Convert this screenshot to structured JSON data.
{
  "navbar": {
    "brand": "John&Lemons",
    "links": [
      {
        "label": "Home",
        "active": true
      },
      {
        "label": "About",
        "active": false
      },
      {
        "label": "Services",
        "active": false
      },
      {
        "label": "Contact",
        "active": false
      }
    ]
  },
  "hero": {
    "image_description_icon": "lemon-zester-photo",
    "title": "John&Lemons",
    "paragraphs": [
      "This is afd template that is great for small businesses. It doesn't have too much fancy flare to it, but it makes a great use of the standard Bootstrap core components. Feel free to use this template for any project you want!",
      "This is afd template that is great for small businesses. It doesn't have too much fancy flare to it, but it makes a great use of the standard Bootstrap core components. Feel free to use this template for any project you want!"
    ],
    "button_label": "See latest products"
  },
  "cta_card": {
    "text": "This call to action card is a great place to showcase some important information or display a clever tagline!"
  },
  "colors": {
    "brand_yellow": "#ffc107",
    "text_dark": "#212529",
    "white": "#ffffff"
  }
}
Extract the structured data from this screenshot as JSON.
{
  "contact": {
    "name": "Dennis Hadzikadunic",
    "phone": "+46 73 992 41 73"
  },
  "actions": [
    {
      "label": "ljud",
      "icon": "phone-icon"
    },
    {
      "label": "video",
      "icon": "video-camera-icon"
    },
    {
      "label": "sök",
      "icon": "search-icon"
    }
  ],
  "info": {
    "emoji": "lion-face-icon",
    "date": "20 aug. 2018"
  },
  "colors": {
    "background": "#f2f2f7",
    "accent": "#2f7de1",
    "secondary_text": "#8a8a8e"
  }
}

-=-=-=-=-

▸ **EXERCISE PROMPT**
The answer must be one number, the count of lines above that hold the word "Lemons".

▸ **TASK ANSWER**
2